The aim of this paper is to explain the flux in the European Union (EU) policies towards the Black Sea region with a particular comparative focus on the impact of the EU's operations in the South Caucasus and the EU Border Assistance Mission (EUBAM) in Moldova. This paper adopts the prospect and process of EU enlargement towards Central and Eastern Europe as a breakthrough in the EU's deeper rapprochement with the Black Sea region. By assuming that the EU has a variety of instruments at its disposal for crisis management, this paper suggests that the EU is relatively more powerful with its framework initiatives in dealing with the problems of the region at the grass-roots level, more so than as a security actor assuming direct roles including the operative side of the Common Security and Defence Policy in the resolution of the regional conflicts in Abkhazia, South Ossetia, Nagorno-Karabakh and Transnistria.

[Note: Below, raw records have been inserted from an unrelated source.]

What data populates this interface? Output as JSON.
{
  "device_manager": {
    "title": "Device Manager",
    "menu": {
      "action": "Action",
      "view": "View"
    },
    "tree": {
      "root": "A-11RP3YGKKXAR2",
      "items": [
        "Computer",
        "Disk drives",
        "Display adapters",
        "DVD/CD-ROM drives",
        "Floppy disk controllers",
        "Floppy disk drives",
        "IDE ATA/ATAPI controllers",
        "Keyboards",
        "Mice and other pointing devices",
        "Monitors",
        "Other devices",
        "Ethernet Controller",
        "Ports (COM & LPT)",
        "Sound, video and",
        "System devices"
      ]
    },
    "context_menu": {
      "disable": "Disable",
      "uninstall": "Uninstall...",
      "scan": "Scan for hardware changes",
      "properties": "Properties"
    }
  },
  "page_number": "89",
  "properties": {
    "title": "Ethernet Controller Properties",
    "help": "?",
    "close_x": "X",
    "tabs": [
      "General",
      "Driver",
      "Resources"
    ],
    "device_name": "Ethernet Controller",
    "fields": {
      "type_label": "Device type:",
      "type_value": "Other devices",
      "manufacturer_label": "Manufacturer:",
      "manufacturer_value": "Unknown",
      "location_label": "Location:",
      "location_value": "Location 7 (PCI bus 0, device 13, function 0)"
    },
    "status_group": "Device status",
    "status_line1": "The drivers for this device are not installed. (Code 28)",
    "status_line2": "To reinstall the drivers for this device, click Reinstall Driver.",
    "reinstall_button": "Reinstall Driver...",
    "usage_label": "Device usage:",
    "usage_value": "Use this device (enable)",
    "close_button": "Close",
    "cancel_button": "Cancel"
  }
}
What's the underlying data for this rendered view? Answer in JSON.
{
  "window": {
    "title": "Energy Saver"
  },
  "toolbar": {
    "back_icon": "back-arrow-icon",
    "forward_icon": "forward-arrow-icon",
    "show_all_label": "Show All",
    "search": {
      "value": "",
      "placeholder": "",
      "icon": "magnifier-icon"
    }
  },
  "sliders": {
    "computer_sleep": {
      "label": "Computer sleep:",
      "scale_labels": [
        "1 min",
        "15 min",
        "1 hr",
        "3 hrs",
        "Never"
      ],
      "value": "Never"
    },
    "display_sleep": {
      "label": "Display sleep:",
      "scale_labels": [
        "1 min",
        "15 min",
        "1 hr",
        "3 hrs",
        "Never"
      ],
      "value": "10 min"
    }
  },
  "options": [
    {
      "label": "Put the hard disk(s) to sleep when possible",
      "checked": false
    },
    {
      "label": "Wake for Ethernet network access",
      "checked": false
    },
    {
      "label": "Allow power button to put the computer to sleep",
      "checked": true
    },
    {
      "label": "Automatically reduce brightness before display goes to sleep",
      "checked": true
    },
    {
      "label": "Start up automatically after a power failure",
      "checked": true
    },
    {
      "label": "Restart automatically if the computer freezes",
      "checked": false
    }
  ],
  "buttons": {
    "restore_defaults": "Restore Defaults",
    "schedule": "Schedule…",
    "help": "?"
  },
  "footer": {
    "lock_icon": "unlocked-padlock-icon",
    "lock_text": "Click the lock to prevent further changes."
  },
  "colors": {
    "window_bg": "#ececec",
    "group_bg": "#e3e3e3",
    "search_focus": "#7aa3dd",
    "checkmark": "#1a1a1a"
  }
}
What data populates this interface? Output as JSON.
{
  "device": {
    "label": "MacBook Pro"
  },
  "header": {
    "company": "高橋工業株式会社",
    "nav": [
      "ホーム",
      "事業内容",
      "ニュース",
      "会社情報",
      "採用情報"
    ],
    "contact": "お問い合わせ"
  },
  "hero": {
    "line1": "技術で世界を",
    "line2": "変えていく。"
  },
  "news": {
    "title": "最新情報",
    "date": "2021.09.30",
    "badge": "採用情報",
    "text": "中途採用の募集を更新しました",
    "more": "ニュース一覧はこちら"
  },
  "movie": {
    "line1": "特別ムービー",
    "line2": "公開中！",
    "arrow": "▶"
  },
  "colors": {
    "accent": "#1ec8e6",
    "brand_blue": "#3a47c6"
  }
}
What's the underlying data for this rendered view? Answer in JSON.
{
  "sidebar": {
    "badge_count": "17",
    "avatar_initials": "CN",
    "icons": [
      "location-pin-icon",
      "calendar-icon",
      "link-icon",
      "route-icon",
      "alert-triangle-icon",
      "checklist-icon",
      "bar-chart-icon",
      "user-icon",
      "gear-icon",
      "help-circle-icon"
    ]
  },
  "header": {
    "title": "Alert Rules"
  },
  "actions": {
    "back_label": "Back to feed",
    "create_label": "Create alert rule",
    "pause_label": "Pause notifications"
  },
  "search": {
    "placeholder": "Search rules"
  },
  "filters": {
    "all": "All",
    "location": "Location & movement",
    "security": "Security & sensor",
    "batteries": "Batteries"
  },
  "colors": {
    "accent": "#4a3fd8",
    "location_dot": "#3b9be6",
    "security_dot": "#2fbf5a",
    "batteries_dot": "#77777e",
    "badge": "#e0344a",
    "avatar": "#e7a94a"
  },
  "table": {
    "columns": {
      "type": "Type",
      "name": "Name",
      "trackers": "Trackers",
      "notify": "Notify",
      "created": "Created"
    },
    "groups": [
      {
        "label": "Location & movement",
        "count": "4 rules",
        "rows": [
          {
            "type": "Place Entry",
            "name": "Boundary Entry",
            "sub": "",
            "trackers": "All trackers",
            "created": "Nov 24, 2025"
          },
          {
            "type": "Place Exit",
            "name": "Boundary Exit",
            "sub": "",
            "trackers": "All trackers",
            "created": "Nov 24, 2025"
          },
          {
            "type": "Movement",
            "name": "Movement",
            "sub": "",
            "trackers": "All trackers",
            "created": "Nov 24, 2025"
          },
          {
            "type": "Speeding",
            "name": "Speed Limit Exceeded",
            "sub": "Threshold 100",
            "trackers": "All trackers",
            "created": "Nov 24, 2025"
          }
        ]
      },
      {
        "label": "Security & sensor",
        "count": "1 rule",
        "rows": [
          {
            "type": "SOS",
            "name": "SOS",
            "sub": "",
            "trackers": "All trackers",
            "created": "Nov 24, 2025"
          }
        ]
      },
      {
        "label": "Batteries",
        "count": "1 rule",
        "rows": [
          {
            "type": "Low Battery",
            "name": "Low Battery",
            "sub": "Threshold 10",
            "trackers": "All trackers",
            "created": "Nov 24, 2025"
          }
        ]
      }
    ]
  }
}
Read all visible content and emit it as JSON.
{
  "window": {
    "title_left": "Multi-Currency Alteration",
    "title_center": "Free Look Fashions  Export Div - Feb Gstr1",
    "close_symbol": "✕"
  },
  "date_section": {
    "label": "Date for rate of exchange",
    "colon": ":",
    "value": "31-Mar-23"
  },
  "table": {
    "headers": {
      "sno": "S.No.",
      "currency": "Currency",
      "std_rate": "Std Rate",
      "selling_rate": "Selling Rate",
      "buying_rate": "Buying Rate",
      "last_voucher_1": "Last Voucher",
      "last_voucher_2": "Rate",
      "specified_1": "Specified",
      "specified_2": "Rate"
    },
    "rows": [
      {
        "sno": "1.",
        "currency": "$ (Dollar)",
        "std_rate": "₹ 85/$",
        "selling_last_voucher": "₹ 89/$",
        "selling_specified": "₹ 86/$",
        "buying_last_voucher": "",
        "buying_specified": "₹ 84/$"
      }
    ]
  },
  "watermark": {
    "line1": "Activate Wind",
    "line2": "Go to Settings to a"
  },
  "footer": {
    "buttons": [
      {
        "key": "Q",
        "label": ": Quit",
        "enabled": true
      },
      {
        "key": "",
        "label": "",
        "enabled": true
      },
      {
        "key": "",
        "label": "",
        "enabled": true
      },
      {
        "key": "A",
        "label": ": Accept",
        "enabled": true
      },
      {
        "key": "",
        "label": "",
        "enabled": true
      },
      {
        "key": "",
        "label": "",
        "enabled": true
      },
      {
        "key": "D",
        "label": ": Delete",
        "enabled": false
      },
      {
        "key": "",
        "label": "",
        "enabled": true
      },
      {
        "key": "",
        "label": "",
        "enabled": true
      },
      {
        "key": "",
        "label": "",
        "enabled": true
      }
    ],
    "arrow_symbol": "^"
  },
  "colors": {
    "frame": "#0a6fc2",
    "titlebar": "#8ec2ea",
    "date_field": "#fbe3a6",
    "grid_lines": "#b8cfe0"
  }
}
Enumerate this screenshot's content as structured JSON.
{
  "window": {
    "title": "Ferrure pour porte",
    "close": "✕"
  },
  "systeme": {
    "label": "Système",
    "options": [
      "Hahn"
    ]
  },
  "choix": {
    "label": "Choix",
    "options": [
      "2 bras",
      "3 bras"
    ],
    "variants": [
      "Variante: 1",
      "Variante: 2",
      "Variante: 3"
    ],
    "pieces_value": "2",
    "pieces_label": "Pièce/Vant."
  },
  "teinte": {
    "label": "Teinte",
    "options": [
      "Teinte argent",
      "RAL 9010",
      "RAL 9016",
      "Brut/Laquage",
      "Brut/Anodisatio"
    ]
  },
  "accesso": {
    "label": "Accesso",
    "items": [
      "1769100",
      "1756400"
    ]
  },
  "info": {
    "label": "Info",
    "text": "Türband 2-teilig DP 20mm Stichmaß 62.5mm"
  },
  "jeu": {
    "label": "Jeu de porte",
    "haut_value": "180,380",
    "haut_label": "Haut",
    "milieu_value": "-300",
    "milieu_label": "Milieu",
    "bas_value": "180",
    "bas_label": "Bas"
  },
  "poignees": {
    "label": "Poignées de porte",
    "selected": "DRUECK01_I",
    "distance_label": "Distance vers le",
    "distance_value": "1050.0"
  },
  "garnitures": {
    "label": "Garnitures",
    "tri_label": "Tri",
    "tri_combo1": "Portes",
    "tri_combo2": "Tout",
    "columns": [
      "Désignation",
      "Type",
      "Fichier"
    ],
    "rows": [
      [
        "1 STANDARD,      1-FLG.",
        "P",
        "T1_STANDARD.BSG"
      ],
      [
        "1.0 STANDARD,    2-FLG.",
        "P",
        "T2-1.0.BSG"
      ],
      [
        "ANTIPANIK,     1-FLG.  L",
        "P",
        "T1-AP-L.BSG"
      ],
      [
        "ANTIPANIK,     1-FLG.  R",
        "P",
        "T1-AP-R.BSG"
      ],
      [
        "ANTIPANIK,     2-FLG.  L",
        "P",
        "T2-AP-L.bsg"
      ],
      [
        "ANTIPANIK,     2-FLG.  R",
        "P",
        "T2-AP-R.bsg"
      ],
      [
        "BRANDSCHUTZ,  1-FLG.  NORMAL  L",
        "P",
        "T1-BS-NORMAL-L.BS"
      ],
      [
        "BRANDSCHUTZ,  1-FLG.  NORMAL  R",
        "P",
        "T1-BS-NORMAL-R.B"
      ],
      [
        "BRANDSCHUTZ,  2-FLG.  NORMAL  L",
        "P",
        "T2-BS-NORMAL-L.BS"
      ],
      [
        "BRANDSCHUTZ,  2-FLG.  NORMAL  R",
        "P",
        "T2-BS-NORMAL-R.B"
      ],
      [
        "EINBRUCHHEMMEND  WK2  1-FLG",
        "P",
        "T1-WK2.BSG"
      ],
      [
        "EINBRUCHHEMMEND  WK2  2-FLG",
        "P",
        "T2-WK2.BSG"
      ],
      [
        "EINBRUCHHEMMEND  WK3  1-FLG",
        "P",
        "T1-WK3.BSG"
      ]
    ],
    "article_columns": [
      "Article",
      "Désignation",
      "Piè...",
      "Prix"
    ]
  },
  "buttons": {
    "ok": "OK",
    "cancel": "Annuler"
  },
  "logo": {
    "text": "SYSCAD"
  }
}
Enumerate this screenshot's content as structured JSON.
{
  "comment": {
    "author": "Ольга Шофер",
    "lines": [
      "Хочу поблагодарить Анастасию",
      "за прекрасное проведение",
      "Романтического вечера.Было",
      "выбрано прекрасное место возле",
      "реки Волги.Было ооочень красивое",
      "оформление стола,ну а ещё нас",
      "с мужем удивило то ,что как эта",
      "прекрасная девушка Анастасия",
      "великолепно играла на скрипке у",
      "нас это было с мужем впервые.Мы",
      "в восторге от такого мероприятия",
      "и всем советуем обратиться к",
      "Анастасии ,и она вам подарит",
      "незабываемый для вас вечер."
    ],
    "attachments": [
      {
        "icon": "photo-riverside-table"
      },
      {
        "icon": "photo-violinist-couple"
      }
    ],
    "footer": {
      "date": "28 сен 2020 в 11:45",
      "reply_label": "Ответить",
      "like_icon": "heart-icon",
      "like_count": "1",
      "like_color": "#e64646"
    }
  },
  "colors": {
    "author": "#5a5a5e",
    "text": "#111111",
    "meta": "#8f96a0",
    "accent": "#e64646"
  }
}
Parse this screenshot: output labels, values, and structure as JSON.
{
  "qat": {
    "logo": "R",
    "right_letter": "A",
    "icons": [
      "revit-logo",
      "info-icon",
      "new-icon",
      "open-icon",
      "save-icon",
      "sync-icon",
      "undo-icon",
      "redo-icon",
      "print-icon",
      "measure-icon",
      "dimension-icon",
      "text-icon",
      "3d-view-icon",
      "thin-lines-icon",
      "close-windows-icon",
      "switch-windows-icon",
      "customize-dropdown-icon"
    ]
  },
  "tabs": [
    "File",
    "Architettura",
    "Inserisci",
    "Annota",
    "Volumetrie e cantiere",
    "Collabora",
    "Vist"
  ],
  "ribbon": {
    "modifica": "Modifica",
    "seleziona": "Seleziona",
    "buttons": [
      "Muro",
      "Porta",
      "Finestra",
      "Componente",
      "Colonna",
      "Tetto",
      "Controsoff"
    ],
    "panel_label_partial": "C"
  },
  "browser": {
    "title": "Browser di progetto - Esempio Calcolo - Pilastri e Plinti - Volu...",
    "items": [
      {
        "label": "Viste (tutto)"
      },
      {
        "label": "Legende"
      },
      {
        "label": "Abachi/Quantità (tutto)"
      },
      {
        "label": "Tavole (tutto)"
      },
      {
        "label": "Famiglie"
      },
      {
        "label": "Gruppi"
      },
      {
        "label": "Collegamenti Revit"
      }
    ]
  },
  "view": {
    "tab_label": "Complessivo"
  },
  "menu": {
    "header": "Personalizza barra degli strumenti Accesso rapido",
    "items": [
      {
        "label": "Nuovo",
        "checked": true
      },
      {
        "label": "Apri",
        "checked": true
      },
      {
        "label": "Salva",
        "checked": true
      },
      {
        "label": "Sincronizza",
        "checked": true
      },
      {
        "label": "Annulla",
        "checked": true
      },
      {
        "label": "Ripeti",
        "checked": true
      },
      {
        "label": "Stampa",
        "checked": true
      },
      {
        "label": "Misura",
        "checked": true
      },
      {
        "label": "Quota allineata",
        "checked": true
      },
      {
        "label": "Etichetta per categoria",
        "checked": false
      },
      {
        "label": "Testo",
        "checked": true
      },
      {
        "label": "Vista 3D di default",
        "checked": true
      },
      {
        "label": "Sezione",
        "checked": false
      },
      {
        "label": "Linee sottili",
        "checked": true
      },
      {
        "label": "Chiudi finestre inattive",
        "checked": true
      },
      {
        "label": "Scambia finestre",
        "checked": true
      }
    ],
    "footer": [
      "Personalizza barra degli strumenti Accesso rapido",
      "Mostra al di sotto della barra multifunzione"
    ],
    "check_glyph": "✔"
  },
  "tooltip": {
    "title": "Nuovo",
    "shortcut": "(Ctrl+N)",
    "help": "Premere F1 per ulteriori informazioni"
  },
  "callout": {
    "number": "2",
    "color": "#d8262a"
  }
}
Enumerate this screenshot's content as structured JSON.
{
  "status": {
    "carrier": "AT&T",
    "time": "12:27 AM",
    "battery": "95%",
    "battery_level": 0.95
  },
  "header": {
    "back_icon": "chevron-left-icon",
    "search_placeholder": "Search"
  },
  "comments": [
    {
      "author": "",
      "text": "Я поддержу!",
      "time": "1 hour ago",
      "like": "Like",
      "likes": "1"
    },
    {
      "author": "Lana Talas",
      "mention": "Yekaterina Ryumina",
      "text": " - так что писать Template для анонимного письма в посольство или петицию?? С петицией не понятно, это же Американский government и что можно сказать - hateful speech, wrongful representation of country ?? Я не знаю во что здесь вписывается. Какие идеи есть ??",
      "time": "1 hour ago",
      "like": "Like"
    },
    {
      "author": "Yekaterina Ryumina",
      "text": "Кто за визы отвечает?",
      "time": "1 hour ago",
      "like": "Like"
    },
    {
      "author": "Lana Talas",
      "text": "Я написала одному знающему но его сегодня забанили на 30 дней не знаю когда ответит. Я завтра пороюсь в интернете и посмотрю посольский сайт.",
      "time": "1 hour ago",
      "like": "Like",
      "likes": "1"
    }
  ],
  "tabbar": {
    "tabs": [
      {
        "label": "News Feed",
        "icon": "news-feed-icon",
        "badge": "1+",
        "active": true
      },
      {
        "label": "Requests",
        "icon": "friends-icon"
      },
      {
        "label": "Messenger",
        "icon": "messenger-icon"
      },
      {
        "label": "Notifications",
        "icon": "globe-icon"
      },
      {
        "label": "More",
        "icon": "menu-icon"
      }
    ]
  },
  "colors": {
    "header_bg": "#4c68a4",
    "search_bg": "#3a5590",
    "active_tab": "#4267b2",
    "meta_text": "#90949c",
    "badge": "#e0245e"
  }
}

More specifically, this paper argues to what extent the three-and-a-half operations in the Black Sea are successful in presenting effective solutions to the region's conflictual situations.
- Black Sea
- European union
- CSDP operations
- Protracted conflicts
Akgul Acikmese, S., & Dizdaroglu, C. (2014). Squaring the Circle: The EU's Operational Impact in the Black Sea Region. Journal of Balkan and Near Eastern Studies, 16(3), 314-325. https://doi.org/10.1080/19448953.2014.928536